Task requirements:
Look below for lines that hold the string "コミック" and copy each one.

Records provided:

• • •

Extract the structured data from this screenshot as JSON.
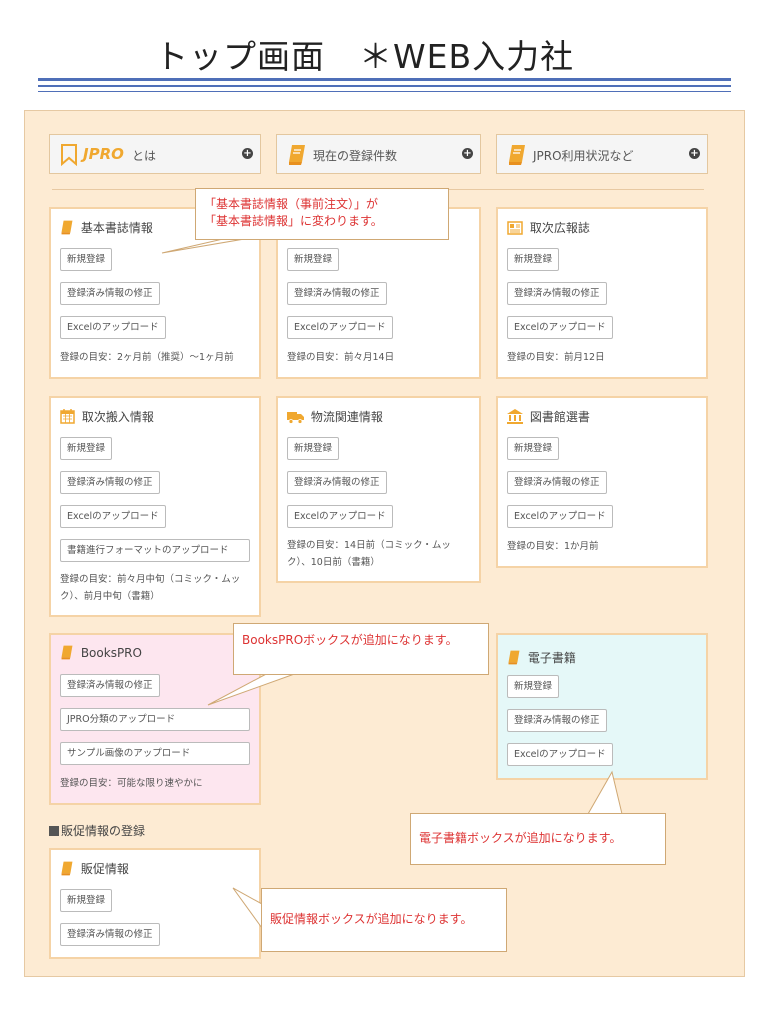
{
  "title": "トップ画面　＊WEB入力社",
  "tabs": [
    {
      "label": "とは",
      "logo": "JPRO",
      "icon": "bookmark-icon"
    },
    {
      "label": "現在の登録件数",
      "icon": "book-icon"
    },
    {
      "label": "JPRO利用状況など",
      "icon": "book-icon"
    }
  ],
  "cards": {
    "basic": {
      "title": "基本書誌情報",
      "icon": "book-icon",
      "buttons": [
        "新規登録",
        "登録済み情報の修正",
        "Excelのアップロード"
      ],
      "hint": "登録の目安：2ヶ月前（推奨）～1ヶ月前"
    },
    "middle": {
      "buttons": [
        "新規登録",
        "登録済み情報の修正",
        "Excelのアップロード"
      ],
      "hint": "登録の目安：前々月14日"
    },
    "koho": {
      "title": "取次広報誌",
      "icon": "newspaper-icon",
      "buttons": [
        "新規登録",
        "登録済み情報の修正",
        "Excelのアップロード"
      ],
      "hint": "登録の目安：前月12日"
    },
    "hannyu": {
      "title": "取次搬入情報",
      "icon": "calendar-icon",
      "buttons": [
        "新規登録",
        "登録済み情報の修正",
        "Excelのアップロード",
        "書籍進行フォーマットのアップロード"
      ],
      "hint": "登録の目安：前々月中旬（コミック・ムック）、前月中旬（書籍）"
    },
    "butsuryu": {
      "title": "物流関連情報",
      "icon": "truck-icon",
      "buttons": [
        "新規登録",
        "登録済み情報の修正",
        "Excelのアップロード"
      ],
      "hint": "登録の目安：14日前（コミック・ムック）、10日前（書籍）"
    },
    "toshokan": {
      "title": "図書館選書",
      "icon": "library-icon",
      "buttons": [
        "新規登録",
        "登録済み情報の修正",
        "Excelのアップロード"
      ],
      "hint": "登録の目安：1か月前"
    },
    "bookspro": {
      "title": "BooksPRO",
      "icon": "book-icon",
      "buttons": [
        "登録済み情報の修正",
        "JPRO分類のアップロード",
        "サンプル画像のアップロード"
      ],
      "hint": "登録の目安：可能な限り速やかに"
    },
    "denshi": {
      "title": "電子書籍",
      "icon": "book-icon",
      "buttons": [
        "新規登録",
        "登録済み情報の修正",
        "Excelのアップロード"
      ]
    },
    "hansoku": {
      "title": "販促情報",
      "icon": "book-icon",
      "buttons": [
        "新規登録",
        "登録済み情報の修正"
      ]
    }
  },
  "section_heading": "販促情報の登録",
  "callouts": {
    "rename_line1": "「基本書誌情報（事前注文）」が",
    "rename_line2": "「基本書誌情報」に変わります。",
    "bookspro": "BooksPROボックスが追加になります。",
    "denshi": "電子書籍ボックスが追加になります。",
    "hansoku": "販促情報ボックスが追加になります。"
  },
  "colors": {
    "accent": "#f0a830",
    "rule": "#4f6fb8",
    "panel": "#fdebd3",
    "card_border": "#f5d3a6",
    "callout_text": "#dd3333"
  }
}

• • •

Written solution:
      "hint": "登録の目安：前々月中旬（コミック・ムック）、前月中旬（書籍）"
      "hint": "登録の目安：14日前（コミック・ムック）、10日前（書籍）"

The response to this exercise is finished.